-a 360 short film that documents a room full of longtime saha ichi users. The setting would be naturalistic and simple. There would be at least 10 or 12 actors and actresses. These people would not have to do anything, but they would be aware of the fact that they are being filmed. The person who sees the film would, simply, sense and observe the healthy bodies.
-the sacha inchi game. Something interactive, of course.Exciting and based on how scientists think sacha inchi empowers the immune system, it would be cool to make a game something like this:
I will think. Sacha inchi is good stuff!
Unexpectedly, I now find myself in Johor Bahru, Malaysia. I have been here for two months, during which time I started to write a book called Touching JB. It is about Johor Bahru, Singapore, food, AR/VR, people, game development, history; many things. It is also self-reflective, but hopefully not in a narcissistic way. My past experiences connect me to the present and future, of course, as they do for everyone.
The most recent example of this involves something called Sacha Inchi Oil. I was just introduced to it here in JB, and I am very interested in it. First, some background information. The first book I wrote was called the Agaricus blazei Murrill Notebook. It was print-on-demand, but I never marketed it. I believe in that book, but it needs to be revised. Paul Stamets, one of the world’s top mushroom scientists, wrote to me soon after I informed him of the book. He told me two things and then suggested I stop publication.
I don't remember exactly,but first Paul told me something like the taxonomy (the way that scientists classify things) for the "ABM" mushroom had changed. Agaricus blazeii Murrill had become cultivated and improved so much that it was considered to have be a new species called agaricus subrufescens.Or something like that; even now the taxonomy isn't straightforward. That happened weeks before I finished the book, and I was unaware of it. That by itself was not an absolute game changer, as most of people would continue to use the old name or would be aware of both. The other complication was that a test result that I referred to in the book had been found to be inaccurate; falsified.So, despite a great deal of interest, I didn’t get the ABM Notebook in the hands of readers.
At the time of the book’s completion I had moved to Singapore to work for a startup doing 3D gamemaking/VR, which I was thrilled to be doing, but which also took up all of my time.I didn’t revise the book.

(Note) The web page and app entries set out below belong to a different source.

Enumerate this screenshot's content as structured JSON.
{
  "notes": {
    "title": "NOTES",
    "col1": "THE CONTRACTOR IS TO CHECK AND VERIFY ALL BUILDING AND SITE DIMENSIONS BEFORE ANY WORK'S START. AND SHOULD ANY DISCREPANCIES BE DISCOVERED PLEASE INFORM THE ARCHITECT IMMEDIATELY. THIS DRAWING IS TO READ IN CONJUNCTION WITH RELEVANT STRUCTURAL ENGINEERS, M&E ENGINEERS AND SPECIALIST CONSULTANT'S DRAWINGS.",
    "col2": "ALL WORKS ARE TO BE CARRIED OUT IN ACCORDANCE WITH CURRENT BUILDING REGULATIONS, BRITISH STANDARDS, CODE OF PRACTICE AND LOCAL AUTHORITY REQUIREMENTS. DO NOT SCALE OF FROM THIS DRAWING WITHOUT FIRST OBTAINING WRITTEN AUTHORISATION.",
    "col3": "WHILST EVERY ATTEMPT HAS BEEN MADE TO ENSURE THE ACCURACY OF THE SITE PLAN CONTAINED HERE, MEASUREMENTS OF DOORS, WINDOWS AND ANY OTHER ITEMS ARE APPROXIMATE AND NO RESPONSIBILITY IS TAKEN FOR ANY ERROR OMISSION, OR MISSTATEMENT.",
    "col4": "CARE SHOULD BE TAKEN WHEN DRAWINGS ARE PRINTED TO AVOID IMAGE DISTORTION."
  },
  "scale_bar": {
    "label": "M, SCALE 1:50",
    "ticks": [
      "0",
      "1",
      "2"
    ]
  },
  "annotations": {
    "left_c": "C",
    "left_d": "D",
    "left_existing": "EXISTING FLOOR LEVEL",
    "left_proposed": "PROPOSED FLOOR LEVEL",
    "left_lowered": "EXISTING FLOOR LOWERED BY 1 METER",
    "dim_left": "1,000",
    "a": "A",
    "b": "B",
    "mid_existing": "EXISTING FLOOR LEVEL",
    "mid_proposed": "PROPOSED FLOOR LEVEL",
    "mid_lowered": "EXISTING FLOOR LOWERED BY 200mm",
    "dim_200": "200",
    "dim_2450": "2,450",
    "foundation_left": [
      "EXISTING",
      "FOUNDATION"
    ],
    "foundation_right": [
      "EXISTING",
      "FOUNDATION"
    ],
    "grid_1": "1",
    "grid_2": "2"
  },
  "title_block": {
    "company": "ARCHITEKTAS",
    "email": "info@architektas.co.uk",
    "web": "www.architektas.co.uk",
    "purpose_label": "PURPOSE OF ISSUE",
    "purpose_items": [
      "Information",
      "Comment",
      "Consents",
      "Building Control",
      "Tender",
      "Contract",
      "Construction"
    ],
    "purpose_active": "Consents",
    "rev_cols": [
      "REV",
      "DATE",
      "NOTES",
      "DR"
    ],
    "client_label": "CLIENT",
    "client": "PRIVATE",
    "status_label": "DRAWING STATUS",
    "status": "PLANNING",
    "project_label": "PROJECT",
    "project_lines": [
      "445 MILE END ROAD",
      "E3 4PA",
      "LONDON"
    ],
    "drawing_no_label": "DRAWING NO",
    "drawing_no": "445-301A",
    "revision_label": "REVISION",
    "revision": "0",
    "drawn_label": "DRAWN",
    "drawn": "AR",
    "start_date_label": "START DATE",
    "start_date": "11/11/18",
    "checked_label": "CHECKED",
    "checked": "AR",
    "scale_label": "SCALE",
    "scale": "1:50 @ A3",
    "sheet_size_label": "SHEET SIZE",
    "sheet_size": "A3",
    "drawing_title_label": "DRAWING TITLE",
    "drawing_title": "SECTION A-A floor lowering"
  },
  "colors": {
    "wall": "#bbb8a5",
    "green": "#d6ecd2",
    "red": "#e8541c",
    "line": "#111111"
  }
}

Before the move to Singapore, I was working with an amazing woman who was a pharmacist and a mother of two boys. We were both living in Japan at that time, and it was there that she introduced me to the company that grew and produced very high quality ABM. We sold their product on the internet as well as at health fairs in the US.The challenges: we were both new at selling something like ABM, the internet was new to us and our freeze-dried ABM was extremely expensive. We seemed to be pioneers as very few people knew about ABM. In short, we learned a lot, made some great connections and didn’t sell much.
However...there are very few things that can compare to playing a small part in a process that results in a person regaining some, or all, of their health.
However, the partnership, the international network and the lessons learned became dormant. But... a few days ago, I discovered sacha inchi oil.
Part two of this story is here.
re: Paul Stamet; This is his company.
This TED talk by Paul is full of mushroom/cancer facts and hope. Go to 1:20
I've plenty of notes about this place, as well the nights I've spent with the present owner at the 123 Cafe... http://johorkaki.blogspot.com/2012/01/indian-curry-puffs-salahuddin-bakery-in.html?m=1 https://m.facebook.com/pages/Salahuddin-Bakery-Jalan-Dhoby/151382781582630 https://www.tripadvisor.co.uk/Restaurant_Review-g298278-d7139589-Reviews-Salahuddin_Bakery-Johor_Bahru_Johor_Bahru_District_Johor.html